> Action item
Please output every record exactly, keeping each line as it is.

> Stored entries

=== Section Start ===

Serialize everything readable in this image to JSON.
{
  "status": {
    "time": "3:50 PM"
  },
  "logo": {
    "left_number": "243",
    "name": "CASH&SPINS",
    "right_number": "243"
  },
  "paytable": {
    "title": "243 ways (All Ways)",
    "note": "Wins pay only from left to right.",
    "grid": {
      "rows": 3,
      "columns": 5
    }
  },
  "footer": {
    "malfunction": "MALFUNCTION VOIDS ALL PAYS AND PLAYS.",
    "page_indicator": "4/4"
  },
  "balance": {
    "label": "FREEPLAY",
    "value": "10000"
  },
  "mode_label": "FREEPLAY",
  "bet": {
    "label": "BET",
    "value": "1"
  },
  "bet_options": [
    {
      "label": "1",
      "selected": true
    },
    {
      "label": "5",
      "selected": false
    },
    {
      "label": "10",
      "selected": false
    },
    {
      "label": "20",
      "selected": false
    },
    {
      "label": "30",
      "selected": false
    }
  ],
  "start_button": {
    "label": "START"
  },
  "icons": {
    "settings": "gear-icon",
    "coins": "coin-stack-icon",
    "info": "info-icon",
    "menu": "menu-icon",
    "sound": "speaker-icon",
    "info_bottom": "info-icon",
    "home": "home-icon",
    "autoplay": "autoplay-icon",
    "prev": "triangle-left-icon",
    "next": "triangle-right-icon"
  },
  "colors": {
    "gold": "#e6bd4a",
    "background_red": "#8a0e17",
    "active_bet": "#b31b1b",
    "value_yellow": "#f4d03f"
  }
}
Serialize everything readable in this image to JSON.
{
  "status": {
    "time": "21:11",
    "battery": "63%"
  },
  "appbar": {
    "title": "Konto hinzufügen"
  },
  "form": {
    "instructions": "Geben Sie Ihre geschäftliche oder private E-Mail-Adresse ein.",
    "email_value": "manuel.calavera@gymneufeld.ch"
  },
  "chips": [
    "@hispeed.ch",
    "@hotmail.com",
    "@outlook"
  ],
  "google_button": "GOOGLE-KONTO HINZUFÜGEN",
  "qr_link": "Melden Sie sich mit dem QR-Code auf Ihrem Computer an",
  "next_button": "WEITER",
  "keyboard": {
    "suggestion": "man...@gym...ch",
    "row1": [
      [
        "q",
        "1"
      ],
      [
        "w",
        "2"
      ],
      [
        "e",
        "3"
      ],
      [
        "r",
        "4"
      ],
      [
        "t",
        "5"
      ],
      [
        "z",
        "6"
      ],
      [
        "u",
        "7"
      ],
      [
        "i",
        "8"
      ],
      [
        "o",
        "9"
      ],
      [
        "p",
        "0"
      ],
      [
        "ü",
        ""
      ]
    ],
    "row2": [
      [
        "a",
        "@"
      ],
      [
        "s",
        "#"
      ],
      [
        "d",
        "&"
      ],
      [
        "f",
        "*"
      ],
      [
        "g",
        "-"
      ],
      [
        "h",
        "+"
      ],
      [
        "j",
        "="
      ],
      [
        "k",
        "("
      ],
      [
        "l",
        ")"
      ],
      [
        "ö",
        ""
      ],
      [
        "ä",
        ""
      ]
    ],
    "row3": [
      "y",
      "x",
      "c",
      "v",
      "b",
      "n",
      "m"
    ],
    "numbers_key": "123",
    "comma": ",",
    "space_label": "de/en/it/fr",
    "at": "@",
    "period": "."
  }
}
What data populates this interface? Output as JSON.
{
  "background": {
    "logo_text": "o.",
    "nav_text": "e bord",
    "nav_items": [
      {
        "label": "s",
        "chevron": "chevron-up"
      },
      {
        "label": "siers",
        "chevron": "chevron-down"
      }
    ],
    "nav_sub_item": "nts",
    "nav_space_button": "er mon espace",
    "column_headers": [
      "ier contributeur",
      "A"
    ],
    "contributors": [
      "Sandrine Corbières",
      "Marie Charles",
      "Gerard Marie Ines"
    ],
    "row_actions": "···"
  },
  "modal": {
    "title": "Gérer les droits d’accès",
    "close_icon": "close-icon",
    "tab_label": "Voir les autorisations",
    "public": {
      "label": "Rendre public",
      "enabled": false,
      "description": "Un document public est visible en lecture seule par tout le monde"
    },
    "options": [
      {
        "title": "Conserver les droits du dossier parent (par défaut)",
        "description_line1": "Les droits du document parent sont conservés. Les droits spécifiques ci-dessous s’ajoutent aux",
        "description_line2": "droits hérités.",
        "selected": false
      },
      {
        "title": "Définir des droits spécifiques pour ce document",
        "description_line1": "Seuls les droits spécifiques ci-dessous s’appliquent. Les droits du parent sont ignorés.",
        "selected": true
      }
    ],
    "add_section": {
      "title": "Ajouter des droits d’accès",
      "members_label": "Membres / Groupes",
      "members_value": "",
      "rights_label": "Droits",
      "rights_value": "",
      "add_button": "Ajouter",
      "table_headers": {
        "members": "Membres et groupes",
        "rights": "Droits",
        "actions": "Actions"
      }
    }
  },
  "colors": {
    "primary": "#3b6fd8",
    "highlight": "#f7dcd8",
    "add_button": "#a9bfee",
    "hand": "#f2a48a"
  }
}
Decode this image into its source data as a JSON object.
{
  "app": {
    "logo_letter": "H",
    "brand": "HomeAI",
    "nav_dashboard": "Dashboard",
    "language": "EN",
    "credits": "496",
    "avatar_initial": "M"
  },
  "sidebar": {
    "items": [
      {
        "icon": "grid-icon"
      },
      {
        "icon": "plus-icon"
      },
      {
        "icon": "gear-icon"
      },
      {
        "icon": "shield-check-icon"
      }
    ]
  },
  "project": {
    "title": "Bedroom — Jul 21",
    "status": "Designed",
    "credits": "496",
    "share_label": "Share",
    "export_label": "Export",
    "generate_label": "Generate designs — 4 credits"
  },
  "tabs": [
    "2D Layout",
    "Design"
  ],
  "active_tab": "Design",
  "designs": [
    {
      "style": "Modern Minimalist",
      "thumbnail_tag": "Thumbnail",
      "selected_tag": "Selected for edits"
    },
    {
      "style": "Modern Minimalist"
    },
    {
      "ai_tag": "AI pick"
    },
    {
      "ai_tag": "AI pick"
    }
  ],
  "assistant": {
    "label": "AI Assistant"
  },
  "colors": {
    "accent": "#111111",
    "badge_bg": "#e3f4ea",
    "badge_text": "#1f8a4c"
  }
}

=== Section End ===

> The answer
Serialize everything readable in this image to JSON.
{
  "status": {
    "time": "3:50 PM"
  },
  "logo": {
    "left_number": "243",
    "name": "CASH&SPINS",
    "right_number": "243"
  },
  "paytable": {
    "title": "243 ways (All Ways)",
    "note": "Wins pay only from left to right.",
    "grid": {
      "rows": 3,
      "columns": 5
    }
  },
  "footer": {
    "malfunction": "MALFUNCTION VOIDS ALL PAYS AND PLAYS.",
    "page_indicator": "4/4"
  },
  "balance": {
    "label": "FREEPLAY",
    "value": "10000"
  },
  "mode_label": "FREEPLAY",
  "bet": {
    "label": "BET",
    "value": "1"
  },
  "bet_options": [
    {
      "label": "1",
      "selected": true
    },
    {
      "label": "5",
      "selected": false
    },
    {
      "label": "10",
      "selected": false
    },
    {
      "label": "20",
      "selected": false
    },
    {
      "label": "30",
      "selected": false
    }
  ],
  "start_button": {
    "label": "START"
  },
  "icons": {
    "settings": "gear-icon",
    "coins": "coin-stack-icon",
    "info": "info-icon",
    "menu": "menu-icon",
    "sound": "speaker-icon",
    "info_bottom": "info-icon",
    "home": "home-icon",
    "autoplay": "autoplay-icon",
    "prev": "triangle-left-icon",
    "next": "triangle-right-icon"
  },
  "colors": {
    "gold": "#e6bd4a",
    "background_red": "#8a0e17",
    "active_bet": "#b31b1b",
    "value_yellow": "#f4d03f"
  }
}
Serialize everything readable in this image to JSON.
{
  "status": {
    "time": "21:11",
    "battery": "63%"
  },
  "appbar": {
    "title": "Konto hinzufügen"
  },
  "form": {
    "instructions": "Geben Sie Ihre geschäftliche oder private E-Mail-Adresse ein.",
    "email_value": "manuel.calavera@gymneufeld.ch"
  },
  "chips": [
    "@hispeed.ch",
    "@hotmail.com",
    "@outlook"
  ],
  "google_button": "GOOGLE-KONTO HINZUFÜGEN",
  "qr_link": "Melden Sie sich mit dem QR-Code auf Ihrem Computer an",
  "next_button": "WEITER",
  "keyboard": {
    "suggestion": "man...@gym...ch",
    "row1": [
      [
        "q",
        "1"
      ],
      [
        "w",
        "2"
      ],
      [
        "e",
        "3"
      ],
      [
        "r",
        "4"
      ],
      [
        "t",
        "5"
      ],
      [
        "z",
        "6"
      ],
      [
        "u",
        "7"
      ],
      [
        "i",
        "8"
      ],
      [
        "o",
        "9"
      ],
      [
        "p",
        "0"
      ],
      [
        "ü",
        ""
      ]
    ],
    "row2": [
      [
        "a",
        "@"
      ],
      [
        "s",
        "#"
      ],
      [
        "d",
        "&"
      ],
      [
        "f",
        "*"
      ],
      [
        "g",
        "-"
      ],
      [
        "h",
        "+"
      ],
      [
        "j",
        "="
      ],
      [
        "k",
        "("
      ],
      [
        "l",
        ")"
      ],
      [
        "ö",
        ""
      ],
      [
        "ä",
        ""
      ]
    ],
    "row3": [
      "y",
      "x",
      "c",
      "v",
      "b",
      "n",
      "m"
    ],
    "numbers_key": "123",
    "comma": ",",
    "space_label": "de/en/it/fr",
    "at": "@",
    "period": "."
  }
}
What data populates this interface? Output as JSON.
{
  "background": {
    "logo_text": "o.",
    "nav_text": "e bord",
    "nav_items": [
      {
        "label": "s",
        "chevron": "chevron-up"
      },
      {
        "label": "siers",
        "chevron": "chevron-down"
      }
    ],
    "nav_sub_item": "nts",
    "nav_space_button": "er mon espace",
    "column_headers": [
      "ier contributeur",
      "A"
    ],
    "contributors": [
      "Sandrine Corbières",
      "Marie Charles",
      "Gerard Marie Ines"
    ],
    "row_actions": "···"
  },
  "modal": {
    "title": "Gérer les droits d’accès",
    "close_icon": "close-icon",
    "tab_label": "Voir les autorisations",
    "public": {
      "label": "Rendre public",
      "enabled": false,
      "description": "Un document public est visible en lecture seule par tout le monde"
    },
    "options": [
      {
        "title": "Conserver les droits du dossier parent (par défaut)",
        "description_line1": "Les droits du document parent sont conservés. Les droits spécifiques ci-dessous s’ajoutent aux",
        "description_line2": "droits hérités.",
        "selected": false
      },
      {
        "title": "Définir des droits spécifiques pour ce document",
        "description_line1": "Seuls les droits spécifiques ci-dessous s’appliquent. Les droits du parent sont ignorés.",
        "selected": true
      }
    ],
    "add_section": {
      "title": "Ajouter des droits d’accès",
      "members_label": "Membres / Groupes",
      "members_value": "",
      "rights_label": "Droits",
      "rights_value": "",
      "add_button": "Ajouter",
      "table_headers": {
        "members": "Membres et groupes",
        "rights": "Droits",
        "actions": "Actions"
      }
    }
  },
  "colors": {
    "primary": "#3b6fd8",
    "highlight": "#f7dcd8",
    "add_button": "#a9bfee",
    "hand": "#f2a48a"
  }
}
Decode this image into its source data as a JSON object.
{
  "app": {
    "logo_letter": "H",
    "brand": "HomeAI",
    "nav_dashboard": "Dashboard",
    "language": "EN",
    "credits": "496",
    "avatar_initial": "M"
  },
  "sidebar": {
    "items": [
      {
        "icon": "grid-icon"
      },
      {
        "icon": "plus-icon"
      },
      {
        "icon": "gear-icon"
      },
      {
        "icon": "shield-check-icon"
      }
    ]
  },
  "project": {
    "title": "Bedroom — Jul 21",
    "status": "Designed",
    "credits": "496",
    "share_label": "Share",
    "export_label": "Export",
    "generate_label": "Generate designs — 4 credits"
  },
  "tabs": [
    "2D Layout",
    "Design"
  ],
  "active_tab": "Design",
  "designs": [
    {
      "style": "Modern Minimalist",
      "thumbnail_tag": "Thumbnail",
      "selected_tag": "Selected for edits"
    },
    {
      "style": "Modern Minimalist"
    },
    {
      "ai_tag": "AI pick"
    },
    {
      "ai_tag": "AI pick"
    }
  ],
  "assistant": {
    "label": "AI Assistant"
  },
  "colors": {
    "accent": "#111111",
    "badge_bg": "#e3f4ea",
    "badge_text": "#1f8a4c"
  }
}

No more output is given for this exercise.